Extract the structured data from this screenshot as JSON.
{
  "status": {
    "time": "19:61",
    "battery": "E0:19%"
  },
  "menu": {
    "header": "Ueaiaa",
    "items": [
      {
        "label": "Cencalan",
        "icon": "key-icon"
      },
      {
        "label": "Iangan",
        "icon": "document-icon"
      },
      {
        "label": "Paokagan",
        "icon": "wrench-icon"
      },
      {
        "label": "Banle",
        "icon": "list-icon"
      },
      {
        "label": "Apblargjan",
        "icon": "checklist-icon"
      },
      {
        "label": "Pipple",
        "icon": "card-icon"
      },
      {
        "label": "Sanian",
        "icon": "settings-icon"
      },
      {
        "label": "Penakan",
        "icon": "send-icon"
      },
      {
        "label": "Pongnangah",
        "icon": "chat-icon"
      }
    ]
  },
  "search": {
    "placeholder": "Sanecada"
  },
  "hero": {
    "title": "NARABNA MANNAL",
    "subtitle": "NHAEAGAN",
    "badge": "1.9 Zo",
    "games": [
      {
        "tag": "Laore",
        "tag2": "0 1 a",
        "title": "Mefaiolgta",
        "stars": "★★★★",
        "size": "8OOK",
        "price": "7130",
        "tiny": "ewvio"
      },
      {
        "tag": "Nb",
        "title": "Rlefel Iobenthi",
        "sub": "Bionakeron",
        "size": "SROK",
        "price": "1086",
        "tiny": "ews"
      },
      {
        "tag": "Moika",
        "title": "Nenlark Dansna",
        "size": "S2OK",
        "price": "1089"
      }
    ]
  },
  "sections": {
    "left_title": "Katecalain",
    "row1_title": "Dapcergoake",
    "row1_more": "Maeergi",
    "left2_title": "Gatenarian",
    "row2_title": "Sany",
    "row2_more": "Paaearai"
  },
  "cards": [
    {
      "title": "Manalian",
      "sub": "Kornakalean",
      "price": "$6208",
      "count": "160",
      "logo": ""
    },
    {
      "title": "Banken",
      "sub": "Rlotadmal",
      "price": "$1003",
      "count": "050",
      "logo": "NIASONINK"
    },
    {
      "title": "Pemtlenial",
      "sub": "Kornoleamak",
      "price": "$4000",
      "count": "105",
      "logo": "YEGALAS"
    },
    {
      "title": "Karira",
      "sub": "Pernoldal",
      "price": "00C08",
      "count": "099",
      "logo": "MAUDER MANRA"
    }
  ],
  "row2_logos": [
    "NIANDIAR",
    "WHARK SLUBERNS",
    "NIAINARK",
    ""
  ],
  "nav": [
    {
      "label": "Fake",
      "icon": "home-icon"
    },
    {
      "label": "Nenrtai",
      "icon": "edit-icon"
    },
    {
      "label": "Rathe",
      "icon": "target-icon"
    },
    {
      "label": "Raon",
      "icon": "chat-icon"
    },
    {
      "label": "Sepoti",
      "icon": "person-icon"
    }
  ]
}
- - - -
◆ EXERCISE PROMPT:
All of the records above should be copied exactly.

◆ FINAL ANSWER:
Extract the structured data from this screenshot as JSON.
{
  "status": {
    "time": "19:61",
    "battery": "E0:19%"
  },
  "menu": {
    "header": "Ueaiaa",
    "items": [
      {
        "label": "Cencalan",
        "icon": "key-icon"
      },
      {
        "label": "Iangan",
        "icon": "document-icon"
      },
      {
        "label": "Paokagan",
        "icon": "wrench-icon"
      },
      {
        "label": "Banle",
        "icon": "list-icon"
      },
      {
        "label": "Apblargjan",
        "icon": "checklist-icon"
      },
      {
        "label": "Pipple",
        "icon": "card-icon"
      },
      {
        "label": "Sanian",
        "icon": "settings-icon"
      },
      {
        "label": "Penakan",
        "icon": "send-icon"
      },
      {
        "label": "Pongnangah",
        "icon": "chat-icon"
      }
    ]
  },
  "search": {
    "placeholder": "Sanecada"
  },
  "hero": {
    "title": "NARABNA MANNAL",
    "subtitle": "NHAEAGAN",
    "badge": "1.9 Zo",
    "games": [
      {
        "tag": "Laore",
        "tag2": "0 1 a",
        "title": "Mefaiolgta",
        "stars": "★★★★",
        "size": "8OOK",
        "price": "7130",
        "tiny": "ewvio"
      },
      {
        "tag": "Nb",
        "title": "Rlefel Iobenthi",
        "sub": "Bionakeron",
        "size": "SROK",
        "price": "1086",
        "tiny": "ews"
      },
      {
        "tag": "Moika",
        "title": "Nenlark Dansna",
        "size": "S2OK",
        "price": "1089"
      }
    ]
  },
  "sections": {
    "left_title": "Katecalain",
    "row1_title": "Dapcergoake",
    "row1_more": "Maeergi",
    "left2_title": "Gatenarian",
    "row2_title": "Sany",
    "row2_more": "Paaearai"
  },
  "cards": [
    {
      "title": "Manalian",
      "sub": "Kornakalean",
      "price": "$6208",
      "count": "160",
      "logo": ""
    },
    {
      "title": "Banken",
      "sub": "Rlotadmal",
      "price": "$1003",
      "count": "050",
      "logo": "NIASONINK"
    },
    {
      "title": "Pemtlenial",
      "sub": "Kornoleamak",
      "price": "$4000",
      "count": "105",
      "logo": "YEGALAS"
    },
    {
      "title": "Karira",
      "sub": "Pernoldal",
      "price": "00C08",
      "count": "099",
      "logo": "MAUDER MANRA"
    }
  ],
  "row2_logos": [
    "NIANDIAR",
    "WHARK SLUBERNS",
    "NIAINARK",
    ""
  ],
  "nav": [
    {
      "label": "Fake",
      "icon": "home-icon"
    },
    {
      "label": "Nenrtai",
      "icon": "edit-icon"
    },
    {
      "label": "Rathe",
      "icon": "target-icon"
    },
    {
      "label": "Raon",
      "icon": "chat-icon"
    },
    {
      "label": "Sepoti",
      "icon": "person-icon"
    }
  ]
}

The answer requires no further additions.